The first look is going be a warm/sepia monochromatic look, featuring Bigfoot:
The first thing to do (after balancing, of course) is add 2 nodes. On the second node that we added, turn the saturation down to 0:
Now we’ll move to the first node we added. We’re going to work underneath the desaturation we just added to give it the aged/crunched look. We’ll take advantage of the node being before the black and white to do some really crazy stuff.
On this node, the first thing we’ll do is move to the Hue vs. Luminance curves and knock down the brightness of some of the green range, to darken some of the grass and trees:
Next, we’ll move to the offset controls. We’re going to pretty radically shift the color balance around underneath the black and white node so that some of the colors in the image over-saturate. We’ll start by cranking up the red channel:
Next we’ll lower the green:
You can already start to see some crunching happening (look around the face and fur). Now we’ll lift the blue channel to brighten the image up a bit:
Now that we’ve got that crunched/clipped but still milky look, we’ll warm up the shot. Add a new node after the 2nd one you added earlier (the one with 0 saturation), switch to the Log color wheels and push some orange into the offset:
Now we’ll switch back to the 3 way color wheels and push just a little bit of green/cyan into the shadows to offset the warm tones we just pushed in:
Now we’re gonna move to the highlights and push in a good amount of warm color:
We’ll pull it back just a tad in the mids with a little blue:
The next step is a good vignette.

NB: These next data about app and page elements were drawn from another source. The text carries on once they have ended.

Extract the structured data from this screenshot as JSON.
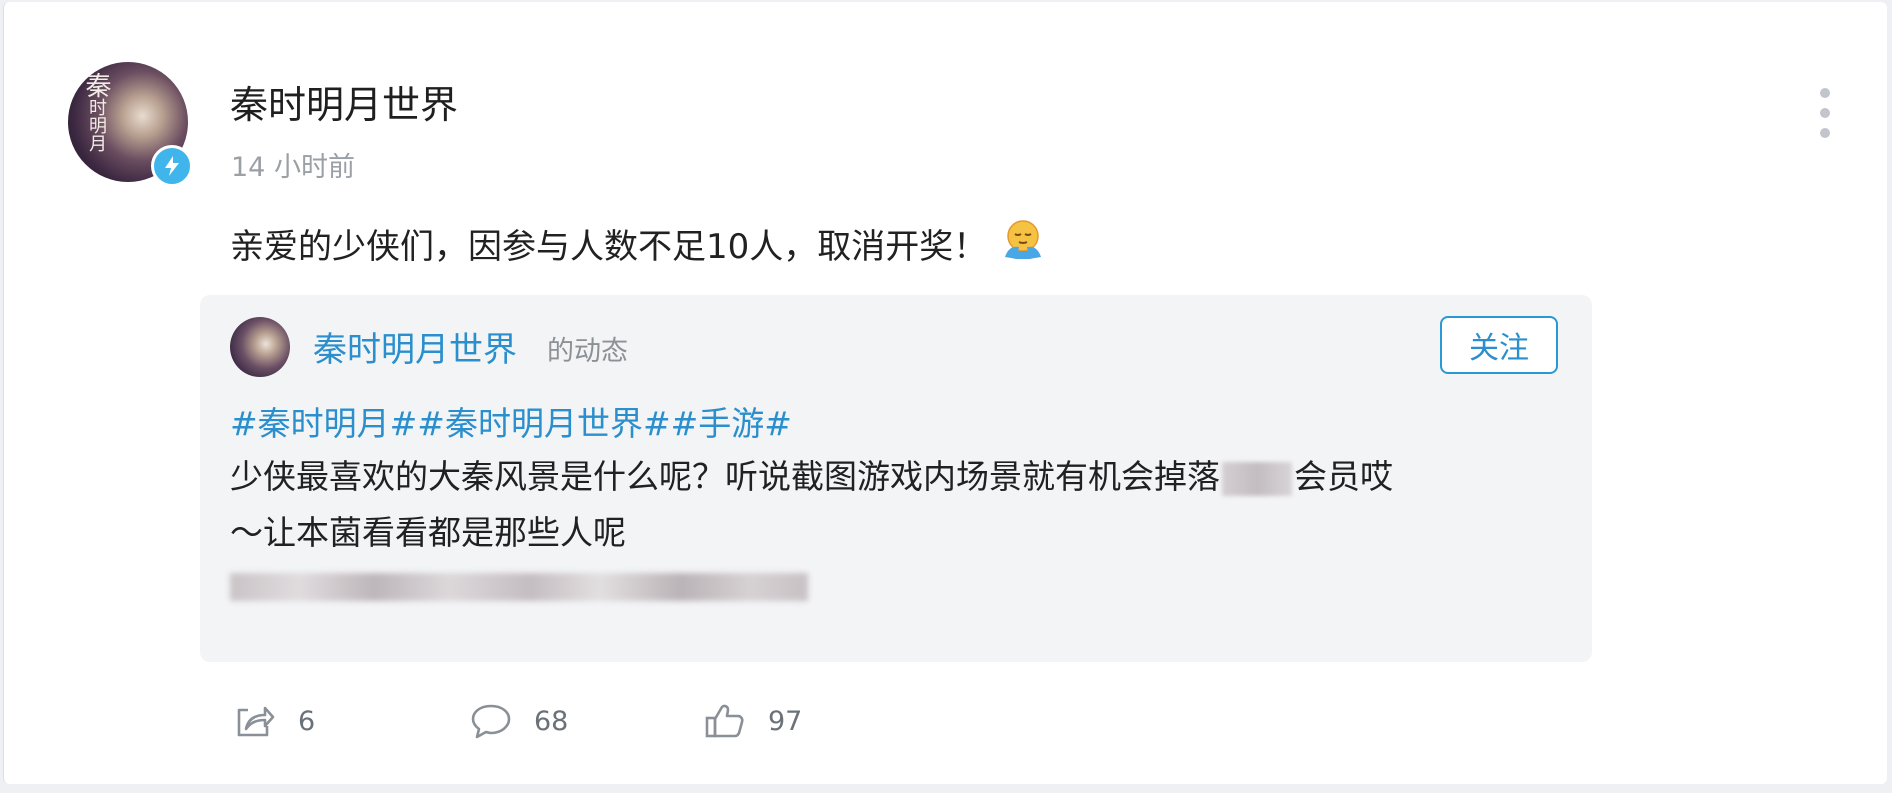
{
  "post": {
    "author": "秦时明月世界",
    "time": "14 小时前",
    "text": "亲爱的少侠们，因参与人数不足10人，取消开奖！",
    "avatar_seal_big": "秦",
    "avatar_seal_small": "时明月"
  },
  "repost": {
    "author": "秦时明月世界",
    "suffix": "的动态",
    "follow_label": "关注",
    "tags": "#秦时明月##秦时明月世界##手游#",
    "body_line1_a": "少侠最喜欢的大秦风景是什么呢？听说截图游戏内场景就有机会掉落",
    "body_line1_b": "会员哎",
    "body_line2": "～让本菌看看都是那些人呢"
  },
  "actions": {
    "share_count": "6",
    "comment_count": "68",
    "like_count": "97"
  },
  "icons": {
    "more": "more-vertical-icon",
    "badge": "lightning-icon",
    "emoji": "hug-emoji-icon",
    "share": "share-icon",
    "comment": "comment-icon",
    "like": "thumbs-up-icon"
  },
  "colors": {
    "link": "#2a8fcc",
    "badge": "#3fb5ec",
    "repost_bg": "#f3f4f6",
    "muted": "#9aa0a6"
  }
}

We really want to focus on our subject (who is much darker than the background), so it’ll be a pretty small window:
We’ll start in the mids:
That brings some nice focus to Bigfoot, but we’ll do just a little bit more in the shadows:
Here’s what the final node structure looks like in Resolve:
Now, this is supposed to be a vintage film look, and what is a vintage film look without some film grain? After I got to this step, I brought the shot into After Effects (where I was finishing the whole piece), letterboxed the shot (we actually letterboxed the whole video), and added some grain from my awesome Cinegrain package!
After tha first grain, a vintage grain from the “Looks” collection was added to give it some extra coloring and darker areas:
Fun stuff! It’s a little crazy and definitely project-specific, but still, fun to do.
Attached is the Resolve PowerGrade for this look. Append it after your first node (this PowerGrade does not include the first “balancing” node in the image above), don’t forget to adjust the first node you already had to balance your specific shot. As usual, feel free to use this look in your projects all you want, but please don’t share or distribute this preset. Instead, send them here to get it.